Top 10 Storm Watching Spots In Cornwall
PUBLISHED: 10:17 14 January 2020 | UPDATED: 13:25 15 January 2020
Cornwall’s coastline isn’t just for summer. The winter brings with it stormy weather that transforms our beaches and cliffs into a dramatic backdrop. Here’s a few of our favourite spots...
Storm watching can be exhilarating but it's vital to put your safety first. The winter weather can bring high winds and huge waves, so it's important to keep a safe distance. Storms in Cornwall can be very dangerous, so check tide times,be cautious and don't take any risks.
Don't get too close. Keep well away from the water, preferably from a high viewpoint, or ideally inside a cosy café or bar. Leave children and dogs at home. Remember, a good photograph is not worth risking your or anyone else's life.
Sitting at the far end of Cornwall, Sennen Cove is just around the corner from Land's End, and is the ideal spot to watch the wild ocean if you get bored of Longship's Lighthouse. The long sandy beach is beloved by surfers capturing Atlantic waves that break over the Cowloe Reef or up against towering granite cliffs. The lifeboat station here is well used in this potentially dangerous area. Head along the South West Coast Path here for an exhilarating walk.
Perhaps second only to Porthleven is Portreath's harbour wall. For photographers, the famous 'Monkey Hut' at one end provides the perfect landmark to offer a sense of scale for all those crashing waves. It seems fitting as the whitewashed hut was once used for shelter by the those guiding ships into the dangerous harbour entrance. It was partially destroyed (and happily rebuilt) after the storms of early 2014. High ground above the harbour supplies a natural (and safe) viewing platform.
The clock tower at the entrance to Porthleven harbour has become synonymous with stormy images of Cornwall. Waves crashing up against it feature regularly on winter news reports on tv, but please beware, stay well away when the waves come pounding in.
Penzance is famous for the large waves during stormy weather, washing in and over the promenade or the open air pool - although sometimes the waves can get a bit lively. The Jubilee Pool suffered significant damage in recent years.
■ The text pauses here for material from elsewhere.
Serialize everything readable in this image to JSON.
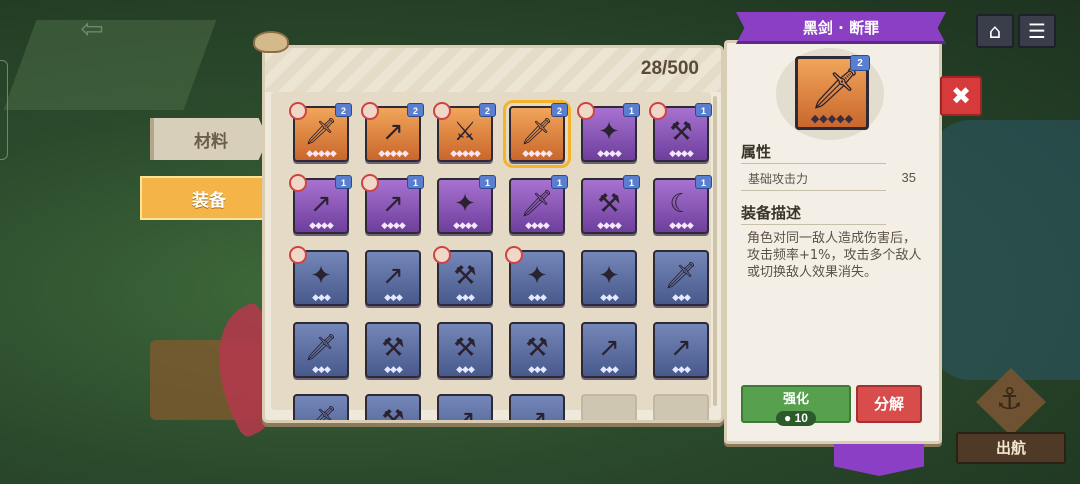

Head to Penlee Gallery and be inspired by Norman Garstinin's The Rain it Raineth Every Day. A bracing walk should always be carried out with care.
The rugged granite rocks at Bedruthan Steps offer a dramatic backdrop for storm watching if you get bored of all that sand.
One of Cornwall's most stunning spots at any time of year, Kingsand is too often ignored until the winter storms hit. Homes sit perilously close to the ocean and over the years Kingsand's clock tower has suffered major damage, raising concerns its structure could collapse (looking at the many videos capturing the waves crashing over it, it is easy to see why). This is the spot the nation turned to in January 2014 when the legendary storms put the railway line out of action for months and the rest of Cornwall inaccessible by train. This is a part of the country where residents have been evacuated for their own safety - and timely reminder that safety should always be more important than the ultimate shot.
Kynance Cove has become one of Cornwall's most popular selfie spots, thanks to its role in the BBC's Poldark- where it played the fictitious Nampara. Poldarkstar Aidan Turner returned to the spot for the 2015 adaptation of Agatha Christie'sAnd Then There Were None. Last summer saw Kynance and sister beach Porthcurno attract traffic jams. And during storms the area can be equally busy, thanks to the high points along this stretch of the Atlantic from where they can be safely watched.
Any write up about stormwatching in Cornwall has to mention Land's End. In fact there are now special storm watching holidays on offer in the area, which also takes in nearby Sennen Cove. This most south-westerly point of mainland Britain is constantly changing - and during storms - or even on windy days, the size of waves can be as mesmerising as they are terrifying.
A wide expanse of family-friendly golden sands during the summer, Porthtowan is dramatically transformed in the winter. But it's not all fun. After the storms, Porthtowan's ecologically important sand dunes often need to undergo repairs after the worst of the winter weather.
As the most southerly point of the UK mainland, The Lizard takes the full brunt of major storms. There's not much shelter from the elements. Many a ship has found out the hard way just how much storm this rocky headland can be host to. A lighthouse was built in the mid-18th century to warn sailors and for photographers it provides another useful backdrop to crashing waves.